Orientation, also known as O-week, is a welcoming period between Aug. 21 to Aug. 25 for new members of the Cornell community, where students can meet one another and get to know Cornell’s campus and culture. 

This year, approximately 250 events are planned for incoming students. Participants choose their own schedule through the New Student Orientation website — selecting optional events such as tours, showcases and opportunities to socialize, alongside required college and University programs.

The orientation steering committee, in charge of planning and coordinating orientation events, has been planning for the fall semester since January. The group originally anticipated a hybrid model but shifted plans after the University gave them the green light to hold an in-person orientation, said steering committee co-chairs La’Treil Jackson ’22 and Jennifer Grell ’22.

Grell said last year’s Zoom orientation events had low turnout. Now, even with the indoor mask mandate and social distancing, she is looking forward to working an in-person O-week with over 4,000 new students. The University moved to allow in-person events mid-March. 

“This is my third orientation as an orientation volunteer of some kind. And it’ll be the only one that’s ever been in person. The other two have been on Zoom,” Grell said. “I’m really excited to see what in-person programming is like from the back end of it.”

This year, the committee reshaped its model of the orientation leader groups — cohorts of anywhere from 10 to 25 students led by an OL. Previously, the groups were split between new students and transfers and divided by college. The committee decided to mix students from different colleges so they can learn more about the University more broadly.

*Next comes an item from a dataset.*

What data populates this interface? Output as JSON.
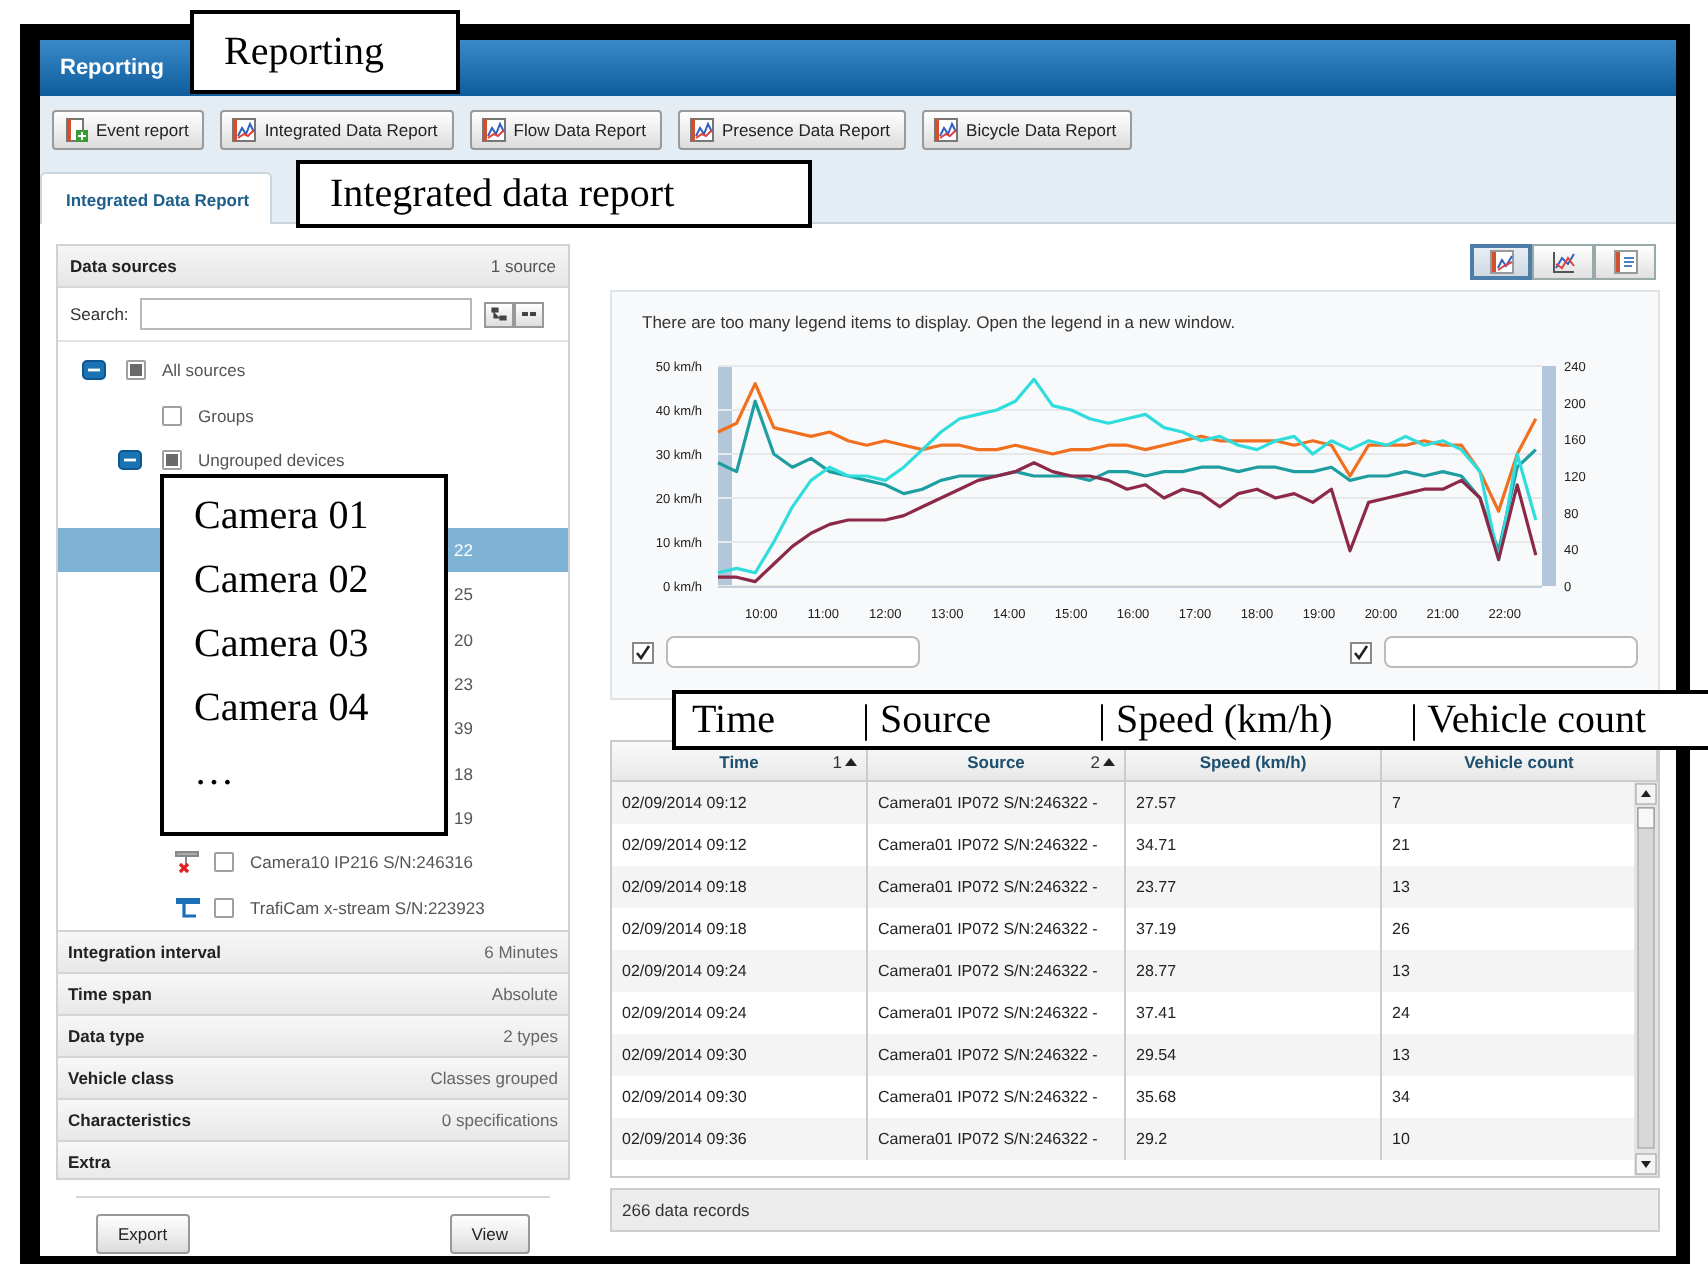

“We decided to take the academic element out of it, and use orientation and your orientation group as a way to meet students from other colleges and leave the academic portion up to the academic colleges and advisers,” Grell said. 

Jackson and Grell said recruiting orientation leaders was not easy this year, ultimately leaving them short staffed. While the chairs do not usually ask members of the committee to become OLs, they encouraged “all hands of deck.”

“I think the Class of 2024 didn’t feel inspired to become orientation leaders just because they had a poor experience on Zoom,” Grell said. “We completely understand that, and hopefully in the future we can make up for it.” 

Jackson said that it is out of the committee’s hands to do programming for the Class of 2024 and other remote students who had an online orientation, there will be other University-sponsored programming for incoming sophomores.

The Class of 2024 has been invited to the New Student Convocation on Aug. 25, where President Martha Pollack will give an official welcome to both the Class of 2025 and the Class of 2024 at Schoellkopf Field. The University has also planned a Class of 2024 meet-up before the Homecoming fireworks at Lynah Lot. 

The College of Arts and Sciences is hosting a welcome hub for all class years in Klarman Hall from Aug. 19 to Aug. 21, and the School of Hotel Administration is hosting a welcome back event at Peter Plaza at the Statler Hotel.